YOUR TASK
The records that follow must be repeated verbatim, every one of them.

** INFORMATION SUPPLIED follows **

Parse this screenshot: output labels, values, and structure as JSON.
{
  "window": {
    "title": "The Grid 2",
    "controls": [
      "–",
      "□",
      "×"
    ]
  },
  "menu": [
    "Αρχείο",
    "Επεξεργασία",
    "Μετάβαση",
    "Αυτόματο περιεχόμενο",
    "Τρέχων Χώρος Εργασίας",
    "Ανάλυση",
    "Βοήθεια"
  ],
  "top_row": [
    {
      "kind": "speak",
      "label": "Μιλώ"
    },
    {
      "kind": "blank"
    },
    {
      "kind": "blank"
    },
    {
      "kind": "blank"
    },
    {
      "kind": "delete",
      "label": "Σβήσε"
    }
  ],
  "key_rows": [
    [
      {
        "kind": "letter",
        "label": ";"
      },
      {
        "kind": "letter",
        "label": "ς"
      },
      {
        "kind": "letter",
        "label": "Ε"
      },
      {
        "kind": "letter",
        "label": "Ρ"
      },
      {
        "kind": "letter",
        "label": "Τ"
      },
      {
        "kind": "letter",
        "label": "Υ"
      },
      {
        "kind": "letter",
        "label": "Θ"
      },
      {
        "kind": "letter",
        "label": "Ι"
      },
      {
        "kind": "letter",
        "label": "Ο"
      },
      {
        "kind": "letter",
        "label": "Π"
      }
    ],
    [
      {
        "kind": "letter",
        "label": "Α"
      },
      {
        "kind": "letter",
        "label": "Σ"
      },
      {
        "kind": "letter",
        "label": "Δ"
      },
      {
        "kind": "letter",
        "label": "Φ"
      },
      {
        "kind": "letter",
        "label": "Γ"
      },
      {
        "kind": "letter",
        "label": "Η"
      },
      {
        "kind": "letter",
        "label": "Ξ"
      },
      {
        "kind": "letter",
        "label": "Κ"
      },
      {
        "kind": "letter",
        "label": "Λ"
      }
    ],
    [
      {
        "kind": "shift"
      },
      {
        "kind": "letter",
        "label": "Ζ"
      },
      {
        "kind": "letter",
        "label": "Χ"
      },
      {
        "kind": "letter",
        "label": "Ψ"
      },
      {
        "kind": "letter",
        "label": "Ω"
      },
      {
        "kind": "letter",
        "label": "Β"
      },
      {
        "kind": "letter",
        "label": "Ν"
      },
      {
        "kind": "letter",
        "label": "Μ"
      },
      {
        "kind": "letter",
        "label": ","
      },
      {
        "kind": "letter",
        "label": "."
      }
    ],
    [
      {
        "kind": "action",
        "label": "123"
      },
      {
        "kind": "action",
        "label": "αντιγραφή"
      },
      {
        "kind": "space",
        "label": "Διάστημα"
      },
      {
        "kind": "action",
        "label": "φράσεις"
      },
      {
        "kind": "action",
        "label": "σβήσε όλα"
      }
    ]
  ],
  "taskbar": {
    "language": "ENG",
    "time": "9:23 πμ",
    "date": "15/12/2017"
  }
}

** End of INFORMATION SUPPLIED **

ANSWER AREA
Parse this screenshot: output labels, values, and structure as JSON.
{
  "window": {
    "title": "The Grid 2",
    "controls": [
      "–",
      "□",
      "×"
    ]
  },
  "menu": [
    "Αρχείο",
    "Επεξεργασία",
    "Μετάβαση",
    "Αυτόματο περιεχόμενο",
    "Τρέχων Χώρος Εργασίας",
    "Ανάλυση",
    "Βοήθεια"
  ],
  "top_row": [
    {
      "kind": "speak",
      "label": "Μιλώ"
    },
    {
      "kind": "blank"
    },
    {
      "kind": "blank"
    },
    {
      "kind": "blank"
    },
    {
      "kind": "delete",
      "label": "Σβήσε"
    }
  ],
  "key_rows": [
    [
      {
        "kind": "letter",
        "label": ";"
      },
      {
        "kind": "letter",
        "label": "ς"
      },
      {
        "kind": "letter",
        "label": "Ε"
      },
      {
        "kind": "letter",
        "label": "Ρ"
      },
      {
        "kind": "letter",
        "label": "Τ"
      },
      {
        "kind": "letter",
        "label": "Υ"
      },
      {
        "kind": "letter",
        "label": "Θ"
      },
      {
        "kind": "letter",
        "label": "Ι"
      },
      {
        "kind": "letter",
        "label": "Ο"
      },
      {
        "kind": "letter",
        "label": "Π"
      }
    ],
    [
      {
        "kind": "letter",
        "label": "Α"
      },
      {
        "kind": "letter",
        "label": "Σ"
      },
      {
        "kind": "letter",
        "label": "Δ"
      },
      {
        "kind": "letter",
        "label": "Φ"
      },
      {
        "kind": "letter",
        "label": "Γ"
      },
      {
        "kind": "letter",
        "label": "Η"
      },
      {
        "kind": "letter",
        "label": "Ξ"
      },
      {
        "kind": "letter",
        "label": "Κ"
      },
      {
        "kind": "letter",
        "label": "Λ"
      }
    ],
    [
      {
        "kind": "shift"
      },
      {
        "kind": "letter",
        "label": "Ζ"
      },
      {
        "kind": "letter",
        "label": "Χ"
      },
      {
        "kind": "letter",
        "label": "Ψ"
      },
      {
        "kind": "letter",
        "label": "Ω"
      },
      {
        "kind": "letter",
        "label": "Β"
      },
      {
        "kind": "letter",
        "label": "Ν"
      },
      {
        "kind": "letter",
        "label": "Μ"
      },
      {
        "kind": "letter",
        "label": ","
      },
      {
        "kind": "letter",
        "label": "."
      }
    ],
    [
      {
        "kind": "action",
        "label": "123"
      },
      {
        "kind": "action",
        "label": "αντιγραφή"
      },
      {
        "kind": "space",
        "label": "Διάστημα"
      },
      {
        "kind": "action",
        "label": "φράσεις"
      },
      {
        "kind": "action",
        "label": "σβήσε όλα"
      }
    ]
  ],
  "taskbar": {
    "language": "ENG",
    "time": "9:23 πμ",
    "date": "15/12/2017"
  }
}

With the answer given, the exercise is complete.